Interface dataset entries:
────────────────────
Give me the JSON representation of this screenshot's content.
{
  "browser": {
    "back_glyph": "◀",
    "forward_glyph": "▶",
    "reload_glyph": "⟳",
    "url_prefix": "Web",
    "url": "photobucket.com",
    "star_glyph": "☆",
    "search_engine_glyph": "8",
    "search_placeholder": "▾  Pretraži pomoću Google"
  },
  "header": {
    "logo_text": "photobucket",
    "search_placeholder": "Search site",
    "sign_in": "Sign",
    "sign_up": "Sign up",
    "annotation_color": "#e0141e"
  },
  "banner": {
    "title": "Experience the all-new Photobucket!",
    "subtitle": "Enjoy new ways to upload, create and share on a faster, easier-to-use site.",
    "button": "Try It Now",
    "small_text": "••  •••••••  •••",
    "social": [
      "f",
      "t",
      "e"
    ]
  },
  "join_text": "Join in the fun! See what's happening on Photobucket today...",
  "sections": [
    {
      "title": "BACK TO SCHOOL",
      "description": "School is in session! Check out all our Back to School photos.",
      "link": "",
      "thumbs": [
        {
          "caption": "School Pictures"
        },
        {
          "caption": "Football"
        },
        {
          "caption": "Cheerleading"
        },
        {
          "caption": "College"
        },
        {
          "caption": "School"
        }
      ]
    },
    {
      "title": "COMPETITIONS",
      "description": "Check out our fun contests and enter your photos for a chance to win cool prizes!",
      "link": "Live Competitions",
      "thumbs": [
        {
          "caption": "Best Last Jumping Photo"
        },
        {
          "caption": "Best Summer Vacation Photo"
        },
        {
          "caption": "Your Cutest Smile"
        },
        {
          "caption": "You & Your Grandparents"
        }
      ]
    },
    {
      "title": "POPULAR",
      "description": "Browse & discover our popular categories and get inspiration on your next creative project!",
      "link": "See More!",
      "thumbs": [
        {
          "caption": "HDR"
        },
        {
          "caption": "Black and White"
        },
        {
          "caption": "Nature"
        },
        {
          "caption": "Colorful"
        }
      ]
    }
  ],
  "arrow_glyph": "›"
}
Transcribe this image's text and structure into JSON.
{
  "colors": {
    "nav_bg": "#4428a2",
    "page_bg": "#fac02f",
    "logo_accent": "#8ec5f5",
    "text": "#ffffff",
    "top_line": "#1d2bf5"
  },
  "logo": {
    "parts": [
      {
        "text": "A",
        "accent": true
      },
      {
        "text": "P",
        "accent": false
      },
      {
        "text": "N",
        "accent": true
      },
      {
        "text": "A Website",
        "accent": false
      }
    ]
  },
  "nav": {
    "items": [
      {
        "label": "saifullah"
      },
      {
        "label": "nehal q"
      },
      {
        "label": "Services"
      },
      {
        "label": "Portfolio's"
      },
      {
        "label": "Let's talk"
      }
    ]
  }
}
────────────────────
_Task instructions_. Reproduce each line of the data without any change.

_Result for this task_.
Give me the JSON representation of this screenshot's content.
{
  "browser": {
    "back_glyph": "◀",
    "forward_glyph": "▶",
    "reload_glyph": "⟳",
    "url_prefix": "Web",
    "url": "photobucket.com",
    "star_glyph": "☆",
    "search_engine_glyph": "8",
    "search_placeholder": "▾  Pretraži pomoću Google"
  },
  "header": {
    "logo_text": "photobucket",
    "search_placeholder": "Search site",
    "sign_in": "Sign",
    "sign_up": "Sign up",
    "annotation_color": "#e0141e"
  },
  "banner": {
    "title": "Experience the all-new Photobucket!",
    "subtitle": "Enjoy new ways to upload, create and share on a faster, easier-to-use site.",
    "button": "Try It Now",
    "small_text": "••  •••••••  •••",
    "social": [
      "f",
      "t",
      "e"
    ]
  },
  "join_text": "Join in the fun! See what's happening on Photobucket today...",
  "sections": [
    {
      "title": "BACK TO SCHOOL",
      "description": "School is in session! Check out all our Back to School photos.",
      "link": "",
      "thumbs": [
        {
          "caption": "School Pictures"
        },
        {
          "caption": "Football"
        },
        {
          "caption": "Cheerleading"
        },
        {
          "caption": "College"
        },
        {
          "caption": "School"
        }
      ]
    },
    {
      "title": "COMPETITIONS",
      "description": "Check out our fun contests and enter your photos for a chance to win cool prizes!",
      "link": "Live Competitions",
      "thumbs": [
        {
          "caption": "Best Last Jumping Photo"
        },
        {
          "caption": "Best Summer Vacation Photo"
        },
        {
          "caption": "Your Cutest Smile"
        },
        {
          "caption": "You & Your Grandparents"
        }
      ]
    },
    {
      "title": "POPULAR",
      "description": "Browse & discover our popular categories and get inspiration on your next creative project!",
      "link": "See More!",
      "thumbs": [
        {
          "caption": "HDR"
        },
        {
          "caption": "Black and White"
        },
        {
          "caption": "Nature"
        },
        {
          "caption": "Colorful"
        }
      ]
    }
  ],
  "arrow_glyph": "›"
}
Transcribe this image's text and structure into JSON.
{
  "colors": {
    "nav_bg": "#4428a2",
    "page_bg": "#fac02f",
    "logo_accent": "#8ec5f5",
    "text": "#ffffff",
    "top_line": "#1d2bf5"
  },
  "logo": {
    "parts": [
      {
        "text": "A",
        "accent": true
      },
      {
        "text": "P",
        "accent": false
      },
      {
        "text": "N",
        "accent": true
      },
      {
        "text": "A Website",
        "accent": false
      }
    ]
  },
  "nav": {
    "items": [
      {
        "label": "saifullah"
      },
      {
        "label": "nehal q"
      },
      {
        "label": "Services"
      },
      {
        "label": "Portfolio's"
      },
      {
        "label": "Let's talk"
      }
    ]
  }
}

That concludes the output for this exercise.